Figure 2. View of shrinkage cracking in a concrete brick veneer beneath a window corner.
If adequate control joints do not provide an intentional weak plane to control where cracks occur, shrinkage cracks will generally find their own weak points in the wall. This typically occurs adjacent to window and door openings since the amount of masonry is reduced at these openings (Figure 2). Windows and doors serve almost like perforations in a sheet of paper being ripped apart. Therefore, it make sense to locate control joints at these locations where cracks would naturally tend to form.
There are several common mistakes observed in modern control joint installation. First, it is sometimes observed that bed joint reinforcing is installed continuously across a control joint. This reinforcing does not allow the control joint to open easily and can make the joint non-functional. In fact, extra horizontal reinforcing can be used to extend control joint spacing or prevent cracking at natural weak points in walls.
All joint reinforcing and non-structural bond beams (such as bond beams used for temporary wind bracing or shrinkage control only) should be discontinuous at every control joint (Figure 3). Structural bond beams, such as diaphragm chords at the roof line should be continuous across control joints. If you don’t know whether or not a bond beam should be continuous across a control joint, be sure to get clarification from the Design Engineer in writing.
Figure 4. (Left) View of a control joint in a split-face concrete block wall that stops 1 course above the base of the wall. (Right) View of a control joint in a concrete brick veneer where the control joint stops at a soldier course above a window lintel, leading to cracking at the soldier course.
Another common control joint problem is stopping control joints short of the bottom of a wall or the top of a window/door opening (Figure 4). Often, control joints are stopped short of the bottoms of walls due to below-grade waterproofing concerns. However, if the portion of the wall below the joint cracks anyway, the waterproofing conditions are worse than continuing the joint below grade.
A better approach is to install waterstop (and joint sealant) at the joint below grade and continue the joint to the base of the wall. Joints are often stopped short at soldier courses above windows and doors since the head (vertical) joints do not align. Better practice is to continue the control joint, even if it must include a horizontal jog. Bed (horizontal) joints cannot be left free of mortar, but the mortar in bed joints can be raked back from the surface to permit joint sealant (caulk) installation.
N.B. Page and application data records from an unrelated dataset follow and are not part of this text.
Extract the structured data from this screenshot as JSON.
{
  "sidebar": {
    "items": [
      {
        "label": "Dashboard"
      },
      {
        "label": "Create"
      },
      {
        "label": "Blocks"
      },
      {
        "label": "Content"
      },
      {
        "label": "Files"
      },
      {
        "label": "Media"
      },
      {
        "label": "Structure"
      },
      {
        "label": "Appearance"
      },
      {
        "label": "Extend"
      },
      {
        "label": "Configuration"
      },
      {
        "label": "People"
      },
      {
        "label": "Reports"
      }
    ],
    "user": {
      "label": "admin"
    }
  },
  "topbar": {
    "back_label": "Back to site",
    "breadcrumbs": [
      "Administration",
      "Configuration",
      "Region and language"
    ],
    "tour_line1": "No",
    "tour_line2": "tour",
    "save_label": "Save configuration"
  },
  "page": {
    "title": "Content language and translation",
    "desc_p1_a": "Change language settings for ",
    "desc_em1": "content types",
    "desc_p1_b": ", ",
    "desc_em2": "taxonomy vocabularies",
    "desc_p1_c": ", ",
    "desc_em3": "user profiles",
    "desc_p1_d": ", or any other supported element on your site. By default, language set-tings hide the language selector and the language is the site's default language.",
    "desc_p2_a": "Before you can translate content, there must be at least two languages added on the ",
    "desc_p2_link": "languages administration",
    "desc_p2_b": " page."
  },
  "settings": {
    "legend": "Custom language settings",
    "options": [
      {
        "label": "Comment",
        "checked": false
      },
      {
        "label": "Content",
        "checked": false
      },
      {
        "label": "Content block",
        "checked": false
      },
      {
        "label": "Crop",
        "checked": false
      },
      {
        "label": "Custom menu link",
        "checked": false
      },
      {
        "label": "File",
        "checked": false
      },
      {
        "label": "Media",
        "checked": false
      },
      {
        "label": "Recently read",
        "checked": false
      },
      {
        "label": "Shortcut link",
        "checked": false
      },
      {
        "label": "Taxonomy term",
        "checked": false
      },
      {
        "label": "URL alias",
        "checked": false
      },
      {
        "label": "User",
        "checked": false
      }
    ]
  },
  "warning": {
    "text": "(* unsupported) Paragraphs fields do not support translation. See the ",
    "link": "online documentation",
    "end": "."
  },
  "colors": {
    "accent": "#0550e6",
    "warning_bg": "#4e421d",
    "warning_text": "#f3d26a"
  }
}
Figure 5. View of concrete brick veneer showing control joint locations (indicated with green lines) and shrinkage cracking (indicated with dashed yellow line). This veneer did not contain bed joint reinforcing.
Another common control joint error is the omission of bed joint reinforcing and/or control joints in concrete masonry veneer (Figure 5). Even though concrete masonry veneer is not structural, it almost always must have bed joint reinforcing and control joints to control shrinkage cracking.
Occasionally, concrete brick veneer is substituted for clay brick material during the construction process, and the design documents and details do not address the need for bed joint reinforcing. However, block veneer is susceptible to the same shrinkage cracking behavior as load-bearing concrete block, and it requires the same types of reinforcing and control joint installations.
Words and Photos Courtesy of the MCAA